Due to the coronavirus, the medical device industry has been granted an extended transitional period with regard to the entry into effect of the MDR. However, some in the industry believe that this extension is not really long enough for companies to conform with the MDR in light of the challenges associated with coronavirus.
One problem facing manufacturers of Class 1s and 1m devices and devices in higher risk classes relates to the interpretation of Article 120 of the MDR, under which devices which were manufactured in conformance with the Directives but for which valid certificates were not issued by notified bodies prior to the MDR's effective date, 26 May 2021, may continue to be placed on the market and sold provided they undergo no significant changes in the time since the MDR took effect. The question as to how the phrase "significant changes in the design and intended purpose" is to be understood in any individual case is already the subject of intense discussion among manufacturers and notified bodies.
What is clear, and this is especially true for Class I devices, for which Article 120 of the MDR does not apply - is that the requirements in the MDR should now be considered binding for medical devices which are placed on the market for the first time. Particular attention should be paid to the following aspects, where the rules established by the MDR are stricter than before:
- proper classification of devices in accordance with the MDR's strict classification rules;
- ensuring that the general safety and performance requirements set out in Annex 1 of the MDR are met (including IT security and data protection requirements) in some cases including harmonized standards and common specifications;
- preparing a clinical evaluation;
- preparing technical documentation;
- preparing instructions for use and label;
- establishing a QM system;
- availability of a person responsible for regulatory compliance in accordance with Article 15 of the MDR;
- registration of devices and manufacturers in the EUDAMED database, where possible;
- implementing a post-market surveillance system, including a periodic reporting system (PMS, PSUR);
- implementing a vigilance system for the reporting of "field safety corrective actions."
In addition to complying with the MDR, companies will also have to keep in mind that national rules may also change as the MDR takes effect. In some cases, requirements for manufacturers, importers and distributors under national law will be even stricter than those which were originally set down in the MDR.
Conclusion and Recommended Action

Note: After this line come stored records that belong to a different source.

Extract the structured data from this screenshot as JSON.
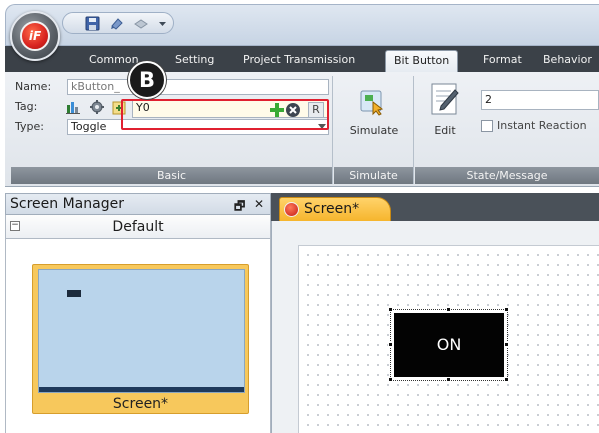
{
  "app": {
    "logo_text": "iF"
  },
  "quick_access": {
    "items": [
      "save-icon",
      "undo-icon",
      "redo-icon",
      "customize-dropdown-icon"
    ]
  },
  "ribbon_tabs": [
    {
      "label": "Common",
      "active": false
    },
    {
      "label": "Setting",
      "active": false
    },
    {
      "label": "Project Transmission",
      "active": false
    },
    {
      "label": "Bit Button",
      "active": true
    },
    {
      "label": "Format",
      "active": false
    },
    {
      "label": "Behavior",
      "active": false
    }
  ],
  "basic_group": {
    "label": "Basic",
    "name_label": "Name:",
    "name_value": "kButton_",
    "tag_label": "Tag:",
    "tag_value": "Y0",
    "tag_r_button": "R",
    "type_label": "Type:",
    "type_value": "Toggle"
  },
  "simulate_group": {
    "label": "Simulate",
    "button_label": "Simulate"
  },
  "state_group": {
    "label": "State/Message",
    "edit_label": "Edit",
    "state_value": "2",
    "instant_reaction_label": "Instant Reaction",
    "instant_reaction_checked": false
  },
  "annotation": {
    "badge_letter": "B",
    "highlight_color": "#e02030"
  },
  "screen_manager": {
    "title": "Screen Manager",
    "pin_glyph": "🗗",
    "close_glyph": "✕",
    "group_title": "Default",
    "collapse_glyph": "−",
    "screens": [
      {
        "label": "Screen*",
        "selected": true
      }
    ]
  },
  "editor": {
    "tab_label": "Screen*",
    "button_text": "ON"
  },
  "colors": {
    "accent_tab": "#f6b52d",
    "ribbon_dark": "#3b4148",
    "button_black": "#030303"
  }
}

Manufacturers whose devices still have valid certificates in accordance with the Directives should seek to obtain clarity as to residual periods and as to the limits and meaning of the sell-off provision. With respect to the placement on the market of new devices and Class I devices, the MDR's requirements as well as the national rules should be heeded by manufacturers, importers and distributors alike.